If we’re to judge from what Doctor Suk tells us about the time Maru has spent working with Eun-ki to help her cognitive skills, then this final scene seems like a calculated maneuver on Maru’s part to help her regain her memories. Which is a noble sacrifice on his part considering what he might lose if she remembers everything.
And if dramas have taught us anything, it’s that one day of blissful togetherness always serves as padding for something terrible to come. At least Maru’s exercising some control over what might be the coming storm. There’s no way of telling (yet) if his love for Eun-ki goes deeper than his love for Jae-hee, since, frankly, he’s no stranger to self-sacrifice when it comes to the women in his life.
That list includes Choco, whose mysterious illness we haven’t seen pop up in a while, though I’m sure it’ll come at the most dramatic moment possible. Maru asking for half of Taesan in return for helping Eun-ki seemed like a move geared toward Choco’s welfare, even though her donating the money he earned by cheating people doesn’t seem to have put much of a hole in his pocket. But hey, now he’s got a shiny new job that must be paying him something. And he doesn’t have to sell his soul this time.
The inclusion of Jae-gil and Choco in recent episodes has been a complete turnaround from the place they used to fill in the story – a semi-sweet side romance totally removed from the main action. It makes sense with Maru and Eun-ki’s new trajectories that they’d each be more open to helpful influences than they were before, so it’s nice to see Jae-gil and Maru’s neglected bond spring back to life as well as the newer bond forming between Choco and Eun-ki.
And though I didn’t think I’d be admitting it, I’m actually surprised by how integrated the use of Eun-ki’s amnesia is to both her and Maru’s narrative arcs, respectively. There have always been more similarities between the two than there are differences, especially in regard to their level of devotion and passion for whatever they set their minds to. It’s not like being a gigolo gave Maru instant telepathic powers when it comes to women, but instead it seems like he’s able to stay one step ahead of Eun-ki because he’s been there before, and knows how she works.
It’s why he manipulated her so easily before, and why it’s throwing me for such a loop that he’s using that same knowledge to actually foster a real relationship with her this time around. He’s choosing to take Eun-ki by the hand and protect her while he helps her to stand up again in her rightful place, memories fully intact. The nicest thing about that sentiment is that unknowingly, Eun-ki is providing Maru the strength to live again. And I mean actually live, none of this walking dead stuff he’s been doing.

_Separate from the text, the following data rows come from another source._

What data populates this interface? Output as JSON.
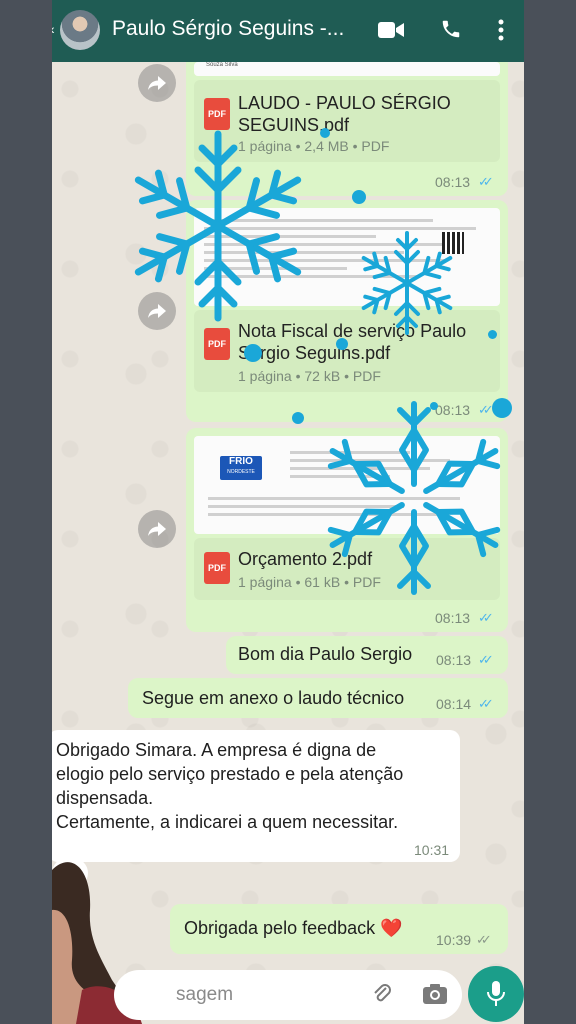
{
  "header": {
    "title": "Paulo Sérgio Seguins -...",
    "icons": [
      "video-call-icon",
      "phone-icon",
      "more-vert-icon"
    ]
  },
  "messages": {
    "doc1": {
      "name_line1": "LAUDO - PAULO SÉRGIO",
      "name_line2": "SEGUINS.pdf",
      "meta": "1 página • 2,4 MB • PDF",
      "time": "08:13",
      "preview_top": "Souza Silva"
    },
    "doc2": {
      "name_line1": "Nota Fiscal de serviço Paulo",
      "name_line2": "Sérgio Seguins.pdf",
      "meta": "1 página • 72 kB • PDF",
      "time": "08:13"
    },
    "doc3": {
      "name": "Orçamento 2.pdf",
      "meta": "1 página • 61 kB • PDF",
      "time": "08:13",
      "logo_text": "FRIO",
      "logo_sub": "NORDESTE"
    },
    "text1": {
      "text": "Bom dia Paulo Sergio",
      "time": "08:13"
    },
    "text2": {
      "text": "Segue em anexo o laudo técnico",
      "time": "08:14"
    },
    "incoming": {
      "line1": "Obrigado Simara. A empresa é digna de",
      "line2": "elogio pelo serviço prestado e pela atenção",
      "line3": "dispensada.",
      "line4": "Certamente, a indicarei a quem necessitar.",
      "time": "10:31",
      "reaction": "❤️"
    },
    "text3": {
      "text": "Obrigada pelo feedback ❤️",
      "time": "10:39"
    }
  },
  "composer": {
    "placeholder": "Mensagem",
    "visible_text": "sagem"
  },
  "pdf_badge": "PDF",
  "colors": {
    "header": "#1f5c54",
    "outgoing": "#dcf5c8",
    "read_ticks": "#4fb6ec",
    "snowflake": "#1aa7d8",
    "mic": "#1b9e8a"
  }
}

Just don’t remind me about the hematoma, because I’m finally starting to care about whether Maru lives happily ever after or not. And that’s something I’d sworn not to do after experiencing the super thought out, well-rounded, totally in-character and narratively fulfilling ending to Writer Lee’s previous work that cannot be swept under the amnesia rug, A Love To Kill.